I feel so disconnected with the world. It's easy not to think about where your clothing and other items that you use on a daily basis come from, or how they are made when you feel a disconnect with the world. It wasn't until I read an article called "Green Dreams" in the December 2012 issue of Vogue that I really started to seriously think about what I wear and what I use in my house. The article is about Livia Firth -- Colin Firth's wife -- and discusses how she's trying to create more "environmentally friendly and ethical working practices in the clothing industry" through the Green Carpet Challenge and "changing attitudes and practices within companies."
What really captured my attention in the article is where she talks about something called "fast fashion", and how "[w]omen are lead to believe that it's their right to buy a T-shirt for $5." She goes on to say "Do those women know who made that T-shirt?...[Y]ou don't want to wear that T-shirt after you've seen factories with no windows, no fire exits, people crammed in...They get one bathroom break a day. It's slave conditions."
And that's what got me. I don't want to be that woman wearing a $5 T-shirt made by someone that gets one bathroom break a day. My bladder would explode in those kind of conditions...and that's where the disconnect comes in. I had to decide if I was going to keep buying a $5 T-shirt simply because I could, or because I didn't want to think about who made it...or I didn't care. I went online to do some research on brands and which ones are environmentally friendly and made in an ethical way, but it was really difficult to find out until I discovered a website called Good Guide.

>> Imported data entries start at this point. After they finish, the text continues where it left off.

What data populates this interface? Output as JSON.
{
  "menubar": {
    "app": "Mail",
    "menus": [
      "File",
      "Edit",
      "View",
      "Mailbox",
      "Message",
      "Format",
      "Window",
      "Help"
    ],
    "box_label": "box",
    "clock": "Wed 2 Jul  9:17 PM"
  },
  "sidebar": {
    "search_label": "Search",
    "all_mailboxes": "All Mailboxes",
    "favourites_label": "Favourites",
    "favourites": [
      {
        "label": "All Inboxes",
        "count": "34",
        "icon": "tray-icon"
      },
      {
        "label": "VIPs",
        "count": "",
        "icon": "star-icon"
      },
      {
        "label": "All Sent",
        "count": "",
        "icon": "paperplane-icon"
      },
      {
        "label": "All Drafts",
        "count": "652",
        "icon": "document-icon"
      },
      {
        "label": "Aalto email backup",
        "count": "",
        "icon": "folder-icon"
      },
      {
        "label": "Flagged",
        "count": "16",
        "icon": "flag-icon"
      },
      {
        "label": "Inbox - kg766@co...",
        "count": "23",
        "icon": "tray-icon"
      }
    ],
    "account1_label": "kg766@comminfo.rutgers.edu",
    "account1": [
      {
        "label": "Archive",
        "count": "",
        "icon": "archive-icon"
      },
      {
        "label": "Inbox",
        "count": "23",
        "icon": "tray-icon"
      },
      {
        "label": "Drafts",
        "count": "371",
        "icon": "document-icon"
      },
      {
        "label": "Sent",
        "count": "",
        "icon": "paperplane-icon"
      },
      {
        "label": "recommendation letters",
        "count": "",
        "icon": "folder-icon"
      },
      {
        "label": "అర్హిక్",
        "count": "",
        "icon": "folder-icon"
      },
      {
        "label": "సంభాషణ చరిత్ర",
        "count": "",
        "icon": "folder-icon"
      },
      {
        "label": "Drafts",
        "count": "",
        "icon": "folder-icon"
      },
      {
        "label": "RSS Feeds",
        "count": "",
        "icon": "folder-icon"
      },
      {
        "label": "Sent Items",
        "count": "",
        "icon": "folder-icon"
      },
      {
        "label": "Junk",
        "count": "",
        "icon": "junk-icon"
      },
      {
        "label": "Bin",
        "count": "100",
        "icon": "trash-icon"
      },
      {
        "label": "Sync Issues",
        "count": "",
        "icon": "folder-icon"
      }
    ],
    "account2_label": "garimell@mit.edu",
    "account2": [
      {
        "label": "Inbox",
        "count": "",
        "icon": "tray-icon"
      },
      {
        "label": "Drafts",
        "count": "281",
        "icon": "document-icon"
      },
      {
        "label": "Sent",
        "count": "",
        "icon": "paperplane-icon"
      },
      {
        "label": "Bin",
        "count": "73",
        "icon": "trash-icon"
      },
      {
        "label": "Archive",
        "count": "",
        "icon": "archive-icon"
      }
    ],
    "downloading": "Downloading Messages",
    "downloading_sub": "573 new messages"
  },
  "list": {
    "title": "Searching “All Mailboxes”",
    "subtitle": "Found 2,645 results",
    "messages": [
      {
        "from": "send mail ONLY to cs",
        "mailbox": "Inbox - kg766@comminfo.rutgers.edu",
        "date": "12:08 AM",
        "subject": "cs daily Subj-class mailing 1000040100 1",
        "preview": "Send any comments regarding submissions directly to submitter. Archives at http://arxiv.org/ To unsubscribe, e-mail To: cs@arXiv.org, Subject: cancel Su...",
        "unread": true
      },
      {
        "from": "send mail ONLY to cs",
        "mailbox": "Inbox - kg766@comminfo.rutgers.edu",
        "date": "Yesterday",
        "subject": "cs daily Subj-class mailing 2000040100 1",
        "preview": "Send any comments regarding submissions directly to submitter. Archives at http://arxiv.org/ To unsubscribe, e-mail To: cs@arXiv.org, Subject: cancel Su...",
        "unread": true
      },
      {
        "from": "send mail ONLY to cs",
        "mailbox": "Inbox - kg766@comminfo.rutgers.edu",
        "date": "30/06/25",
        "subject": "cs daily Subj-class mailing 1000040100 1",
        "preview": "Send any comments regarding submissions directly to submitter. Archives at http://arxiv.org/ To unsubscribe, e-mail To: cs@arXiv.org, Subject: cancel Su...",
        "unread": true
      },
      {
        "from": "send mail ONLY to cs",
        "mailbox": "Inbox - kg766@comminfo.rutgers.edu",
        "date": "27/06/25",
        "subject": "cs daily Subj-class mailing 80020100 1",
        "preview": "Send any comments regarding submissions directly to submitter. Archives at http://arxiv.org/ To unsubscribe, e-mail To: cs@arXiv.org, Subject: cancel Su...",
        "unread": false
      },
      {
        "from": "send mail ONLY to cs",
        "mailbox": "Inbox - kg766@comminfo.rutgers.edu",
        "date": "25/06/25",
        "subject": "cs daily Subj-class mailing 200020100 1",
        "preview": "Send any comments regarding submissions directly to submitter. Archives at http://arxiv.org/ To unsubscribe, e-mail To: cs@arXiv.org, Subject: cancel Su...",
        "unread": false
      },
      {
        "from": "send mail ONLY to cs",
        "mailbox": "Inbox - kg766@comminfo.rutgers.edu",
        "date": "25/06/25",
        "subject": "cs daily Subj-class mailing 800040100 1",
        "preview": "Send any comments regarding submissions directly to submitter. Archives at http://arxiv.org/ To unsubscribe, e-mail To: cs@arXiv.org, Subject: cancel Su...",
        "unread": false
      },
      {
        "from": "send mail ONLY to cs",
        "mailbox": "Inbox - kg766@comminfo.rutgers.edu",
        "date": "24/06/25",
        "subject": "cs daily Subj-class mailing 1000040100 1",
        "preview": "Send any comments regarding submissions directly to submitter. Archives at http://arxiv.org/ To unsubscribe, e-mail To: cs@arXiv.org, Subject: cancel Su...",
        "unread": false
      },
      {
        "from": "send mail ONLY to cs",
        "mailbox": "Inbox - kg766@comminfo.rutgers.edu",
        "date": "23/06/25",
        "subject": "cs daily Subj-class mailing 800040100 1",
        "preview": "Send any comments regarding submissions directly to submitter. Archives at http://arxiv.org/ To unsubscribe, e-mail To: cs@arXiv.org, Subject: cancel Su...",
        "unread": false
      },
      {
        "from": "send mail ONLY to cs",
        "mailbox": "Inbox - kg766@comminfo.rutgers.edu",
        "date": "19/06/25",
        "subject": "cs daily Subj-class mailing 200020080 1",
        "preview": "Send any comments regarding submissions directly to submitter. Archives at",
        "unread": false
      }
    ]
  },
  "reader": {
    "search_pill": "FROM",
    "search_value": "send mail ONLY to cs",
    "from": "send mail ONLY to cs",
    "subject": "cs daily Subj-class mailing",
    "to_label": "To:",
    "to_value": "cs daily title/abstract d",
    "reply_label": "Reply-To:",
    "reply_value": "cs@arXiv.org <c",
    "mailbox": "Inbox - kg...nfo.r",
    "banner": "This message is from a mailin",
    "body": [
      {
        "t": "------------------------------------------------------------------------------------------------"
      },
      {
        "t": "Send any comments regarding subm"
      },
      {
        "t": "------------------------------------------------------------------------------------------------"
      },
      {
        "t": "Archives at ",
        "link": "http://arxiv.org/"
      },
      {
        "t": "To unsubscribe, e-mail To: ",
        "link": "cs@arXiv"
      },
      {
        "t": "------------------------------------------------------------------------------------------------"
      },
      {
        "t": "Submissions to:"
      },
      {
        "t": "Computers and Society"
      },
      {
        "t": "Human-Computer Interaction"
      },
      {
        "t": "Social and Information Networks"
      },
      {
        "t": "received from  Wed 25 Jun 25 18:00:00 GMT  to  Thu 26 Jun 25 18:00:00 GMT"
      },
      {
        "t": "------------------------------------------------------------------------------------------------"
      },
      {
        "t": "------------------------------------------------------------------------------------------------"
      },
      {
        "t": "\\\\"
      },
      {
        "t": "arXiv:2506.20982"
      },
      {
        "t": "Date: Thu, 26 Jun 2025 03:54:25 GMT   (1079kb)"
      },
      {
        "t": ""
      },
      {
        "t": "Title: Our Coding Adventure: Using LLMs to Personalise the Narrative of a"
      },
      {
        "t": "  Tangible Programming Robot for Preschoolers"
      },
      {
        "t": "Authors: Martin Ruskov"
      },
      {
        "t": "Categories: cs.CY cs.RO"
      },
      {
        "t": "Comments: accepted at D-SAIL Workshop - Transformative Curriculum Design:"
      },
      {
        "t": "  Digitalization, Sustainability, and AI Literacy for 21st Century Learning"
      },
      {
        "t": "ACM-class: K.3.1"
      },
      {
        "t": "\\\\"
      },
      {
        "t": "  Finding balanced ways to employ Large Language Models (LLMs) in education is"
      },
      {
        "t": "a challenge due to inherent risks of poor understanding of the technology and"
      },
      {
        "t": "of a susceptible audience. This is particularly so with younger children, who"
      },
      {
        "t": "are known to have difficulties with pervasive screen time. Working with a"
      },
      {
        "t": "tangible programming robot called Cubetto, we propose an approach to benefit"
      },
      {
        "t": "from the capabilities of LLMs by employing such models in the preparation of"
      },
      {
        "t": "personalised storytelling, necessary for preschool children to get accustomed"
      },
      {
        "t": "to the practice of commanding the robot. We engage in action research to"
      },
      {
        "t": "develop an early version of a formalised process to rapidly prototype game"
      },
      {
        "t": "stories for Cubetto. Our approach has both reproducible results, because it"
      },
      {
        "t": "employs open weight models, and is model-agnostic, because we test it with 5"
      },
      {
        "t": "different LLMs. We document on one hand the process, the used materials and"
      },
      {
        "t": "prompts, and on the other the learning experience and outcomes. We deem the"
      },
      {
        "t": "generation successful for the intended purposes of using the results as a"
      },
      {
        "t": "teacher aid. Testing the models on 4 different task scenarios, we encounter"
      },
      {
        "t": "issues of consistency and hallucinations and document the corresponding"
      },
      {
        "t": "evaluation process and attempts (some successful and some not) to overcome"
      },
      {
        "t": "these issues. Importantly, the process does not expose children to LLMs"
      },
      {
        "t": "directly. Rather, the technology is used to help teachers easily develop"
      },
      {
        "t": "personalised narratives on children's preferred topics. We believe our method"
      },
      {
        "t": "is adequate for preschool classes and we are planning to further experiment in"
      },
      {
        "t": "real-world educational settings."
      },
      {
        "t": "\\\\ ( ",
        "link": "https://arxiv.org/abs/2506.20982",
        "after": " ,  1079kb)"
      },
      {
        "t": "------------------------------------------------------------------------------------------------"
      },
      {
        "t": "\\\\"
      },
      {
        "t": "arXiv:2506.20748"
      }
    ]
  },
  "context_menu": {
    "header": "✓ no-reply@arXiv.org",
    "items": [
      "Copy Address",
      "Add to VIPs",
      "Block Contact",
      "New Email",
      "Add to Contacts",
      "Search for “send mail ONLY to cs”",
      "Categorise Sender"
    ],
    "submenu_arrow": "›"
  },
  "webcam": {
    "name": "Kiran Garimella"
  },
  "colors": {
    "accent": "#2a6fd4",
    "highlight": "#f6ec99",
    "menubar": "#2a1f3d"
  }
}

My findings at a local shop that sells items that are environmentally and socially responsible.
Good Guide was founded by Dara O'Rourke in 2007. She is a professor of environmental and labor policy at the University of California at Berkeley. According to their website, the purpose of Good Guide is "to provide authoritative information about the health, environmental and social performance of products and companies." It has shown me companies outside the fashion houses mentioned in the pages of Vogue that are environmentally and ethically responsible that fit within my budget. Of course, I'm continually doing research to find other businesses as well, but Good Guide was a good starting point. It made me realise that companies I thought were environmentally friendly really aren't as friendly as I thought, and I've taken that into account during recent purchases.
I'm not here to preach, but to let you know that I'm starting small and that I really want to be more aware of where the items that I purchase for myself and my family are actually coming from -- and who is making them. I no longer want to be a slave to companies that make their employees work in slave conditions. I want to become more connected with the world.